[11 March 2014]
If you’ve heard of Eagulls before now, it probably has to do with a controversial note the band posted on their website in 2012 lambasting the music industry. This instance of biting the hand that feeds was a controversial one, but a lot of the talk about the band’s outburst focused on a single segment of the letter that many found to be misogynistic. What got lost in the chatter, though, was that nothing about what Eagulls did was especially new: their complaints about the music business were the same complaints many before them have had, and the very nature of their outburst wouldn’t have been out of place coming from the likes of Steve Albini (though Eagulls don’t possess invective as acerbic as Albini). As it turns out, the music on Eagulls’ self-titled debut album is also part of that same tired argument.
The album is a bit of a conundrum on first listen: it’s quite clear what kind of songs Eagulls are trying to write, but they undercut themselves at every turn.
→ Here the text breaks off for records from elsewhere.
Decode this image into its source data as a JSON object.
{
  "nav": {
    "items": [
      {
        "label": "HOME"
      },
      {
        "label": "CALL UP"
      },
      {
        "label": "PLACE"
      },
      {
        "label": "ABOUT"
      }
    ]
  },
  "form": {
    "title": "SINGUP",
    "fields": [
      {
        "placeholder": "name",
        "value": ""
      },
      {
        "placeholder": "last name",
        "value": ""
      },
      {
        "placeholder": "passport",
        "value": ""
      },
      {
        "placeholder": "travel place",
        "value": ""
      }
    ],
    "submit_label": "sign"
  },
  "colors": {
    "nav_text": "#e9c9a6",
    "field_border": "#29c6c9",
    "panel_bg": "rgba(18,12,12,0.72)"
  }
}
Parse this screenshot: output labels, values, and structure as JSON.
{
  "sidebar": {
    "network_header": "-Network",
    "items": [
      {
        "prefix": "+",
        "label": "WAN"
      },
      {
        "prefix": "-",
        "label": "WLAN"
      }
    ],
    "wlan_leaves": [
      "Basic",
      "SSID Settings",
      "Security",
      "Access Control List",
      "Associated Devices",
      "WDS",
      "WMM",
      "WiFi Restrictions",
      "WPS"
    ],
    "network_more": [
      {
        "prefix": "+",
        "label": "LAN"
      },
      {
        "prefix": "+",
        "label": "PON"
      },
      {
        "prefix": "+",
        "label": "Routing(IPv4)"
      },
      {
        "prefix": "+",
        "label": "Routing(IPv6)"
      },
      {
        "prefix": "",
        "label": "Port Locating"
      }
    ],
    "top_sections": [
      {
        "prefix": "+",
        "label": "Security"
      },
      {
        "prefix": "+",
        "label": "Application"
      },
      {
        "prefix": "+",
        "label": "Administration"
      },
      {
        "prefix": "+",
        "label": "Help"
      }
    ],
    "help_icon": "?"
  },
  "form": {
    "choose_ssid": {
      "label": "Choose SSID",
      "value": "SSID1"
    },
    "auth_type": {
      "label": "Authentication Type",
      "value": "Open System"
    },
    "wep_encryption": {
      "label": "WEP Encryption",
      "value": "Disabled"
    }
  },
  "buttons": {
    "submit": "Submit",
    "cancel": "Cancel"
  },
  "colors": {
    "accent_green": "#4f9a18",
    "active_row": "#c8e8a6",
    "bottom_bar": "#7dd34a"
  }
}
Structurally, the band stay within a pretty basic, punk-derived framework, but Mark Goldsmith and Liam Matthews’ guitars are layered with reverb when one would normally expect a clear, precise tone. One would assume that this was an attempt to distinguish Eagulls with so many similar bands getting exposure at the same time, but it just saps power and energy from the songs on here. Even so, bands like Merchandise and Iceage have already tread this ground, trying somehow to meld hardcore and shoegaze into a reverb-laden mush. Where Eagulls should have an edge, where they should be ferocious, they just come across as dull.
That dullness is only emphasized by the monochromatic nature of Eagulls. Punk (or post-punk, or hardcore, or whatever this new brand of three-chord rock is going to call itself in a few months) has a tendency to get a little same-y to the casual listener, but after repeated listens, the songs on Eagulls don’t distinguish themselves at all. A handful of them (“Possessed”, “Opaque”) manage to stick thanks to some fine guitar work. Mostly, though, the album is just slog after three-minute-slog in which George Mitchell bellows over the same handful of chords, sounding alternately bemused and infuriated. Lyrically, Mitchell offers about as much as the band’s music does: not much that you haven’t heard before (and better) elsewhere. Mitchell’s take on alienation and frustration (all well-worn topics in this genre) isn’t a particularly incisive take on the subject. Even when he gets relatively explicit, as he does on “Nerve Endings”, it doesn’t cut the way it’s supposed to.
As I’ve said before, there isn’t anything wrong with revival in pop music per se, and Eagulls’ main issue isn’t just that they’re some sort of nostalgia act. The real flaw of both the band and this album is that it tries really hard to be as acid-tongued and visceral as the albums that undoubtedly inspired it. Ultimately, though, the band is just too conservative to really pull it off. Far from being as incisive as Albini or as sonically daring as Kevin Shields, Eagulls have created something akin to comfort food, an album to soothe the fears of guitar nuts afraid that feedback-driven six-string assaults were somehow in danger of going extinct. Perhaps we’ll see more publicity stunts from Eagulls in the future; at this rate, their music isn’t going to challenge anyone.